[Recorded data]
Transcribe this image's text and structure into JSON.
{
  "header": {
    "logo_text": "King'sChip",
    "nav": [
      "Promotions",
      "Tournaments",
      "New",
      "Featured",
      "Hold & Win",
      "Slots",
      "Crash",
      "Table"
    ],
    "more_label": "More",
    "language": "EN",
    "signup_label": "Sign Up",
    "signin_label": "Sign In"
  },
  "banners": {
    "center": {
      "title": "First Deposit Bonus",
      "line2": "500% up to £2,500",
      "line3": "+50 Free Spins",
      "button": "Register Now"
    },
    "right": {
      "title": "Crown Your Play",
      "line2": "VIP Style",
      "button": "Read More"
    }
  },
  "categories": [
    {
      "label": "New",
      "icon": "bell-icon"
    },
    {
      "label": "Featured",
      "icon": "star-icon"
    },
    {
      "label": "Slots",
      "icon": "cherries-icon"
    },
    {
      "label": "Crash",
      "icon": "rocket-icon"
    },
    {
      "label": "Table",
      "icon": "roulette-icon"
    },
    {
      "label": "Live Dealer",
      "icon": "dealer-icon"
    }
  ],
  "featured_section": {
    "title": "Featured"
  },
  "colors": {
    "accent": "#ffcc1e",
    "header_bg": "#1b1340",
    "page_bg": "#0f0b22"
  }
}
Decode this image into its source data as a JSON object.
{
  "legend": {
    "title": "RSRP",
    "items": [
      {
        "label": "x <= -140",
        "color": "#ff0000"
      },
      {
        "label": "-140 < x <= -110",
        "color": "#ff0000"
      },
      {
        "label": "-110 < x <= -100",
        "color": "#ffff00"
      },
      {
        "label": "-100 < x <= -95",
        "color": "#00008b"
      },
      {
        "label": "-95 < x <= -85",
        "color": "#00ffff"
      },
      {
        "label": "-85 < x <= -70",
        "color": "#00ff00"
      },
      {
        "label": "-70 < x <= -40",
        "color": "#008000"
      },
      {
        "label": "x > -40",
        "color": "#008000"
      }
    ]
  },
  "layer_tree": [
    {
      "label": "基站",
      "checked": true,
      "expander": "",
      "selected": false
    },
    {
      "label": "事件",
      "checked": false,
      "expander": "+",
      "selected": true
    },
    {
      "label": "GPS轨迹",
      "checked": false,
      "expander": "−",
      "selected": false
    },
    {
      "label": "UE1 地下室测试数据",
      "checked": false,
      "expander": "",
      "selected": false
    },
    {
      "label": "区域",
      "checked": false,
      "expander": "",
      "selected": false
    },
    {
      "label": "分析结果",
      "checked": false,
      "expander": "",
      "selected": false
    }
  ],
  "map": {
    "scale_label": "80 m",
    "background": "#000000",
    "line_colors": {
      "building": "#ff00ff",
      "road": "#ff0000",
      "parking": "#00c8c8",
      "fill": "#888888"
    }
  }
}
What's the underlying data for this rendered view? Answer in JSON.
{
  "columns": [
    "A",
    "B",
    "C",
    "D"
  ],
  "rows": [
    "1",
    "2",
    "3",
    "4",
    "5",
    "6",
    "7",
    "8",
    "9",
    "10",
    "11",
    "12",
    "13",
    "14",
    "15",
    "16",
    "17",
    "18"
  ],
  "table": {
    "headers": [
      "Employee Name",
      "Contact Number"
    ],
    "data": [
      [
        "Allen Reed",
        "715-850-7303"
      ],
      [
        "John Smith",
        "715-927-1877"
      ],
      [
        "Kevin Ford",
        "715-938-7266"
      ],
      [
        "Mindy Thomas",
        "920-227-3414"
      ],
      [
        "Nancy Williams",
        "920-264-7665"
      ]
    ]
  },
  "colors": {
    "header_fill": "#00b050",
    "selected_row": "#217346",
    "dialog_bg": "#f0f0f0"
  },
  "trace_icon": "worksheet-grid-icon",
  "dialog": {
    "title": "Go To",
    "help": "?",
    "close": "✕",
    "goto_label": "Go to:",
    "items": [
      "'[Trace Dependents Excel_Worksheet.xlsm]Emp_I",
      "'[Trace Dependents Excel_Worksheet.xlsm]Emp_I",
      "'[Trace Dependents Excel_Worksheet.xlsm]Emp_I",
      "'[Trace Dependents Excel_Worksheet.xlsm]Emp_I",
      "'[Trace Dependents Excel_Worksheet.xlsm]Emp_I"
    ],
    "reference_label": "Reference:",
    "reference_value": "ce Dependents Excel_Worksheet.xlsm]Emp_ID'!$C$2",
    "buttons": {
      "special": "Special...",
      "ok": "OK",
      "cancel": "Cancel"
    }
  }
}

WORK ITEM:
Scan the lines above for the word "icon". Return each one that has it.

EXERCISE SOLUTION:
      "icon": "bell-icon"
      "icon": "star-icon"
      "icon": "cherries-icon"
      "icon": "rocket-icon"
      "icon": "roulette-icon"
      "icon": "dealer-icon"
  "trace_icon": "worksheet-grid-icon",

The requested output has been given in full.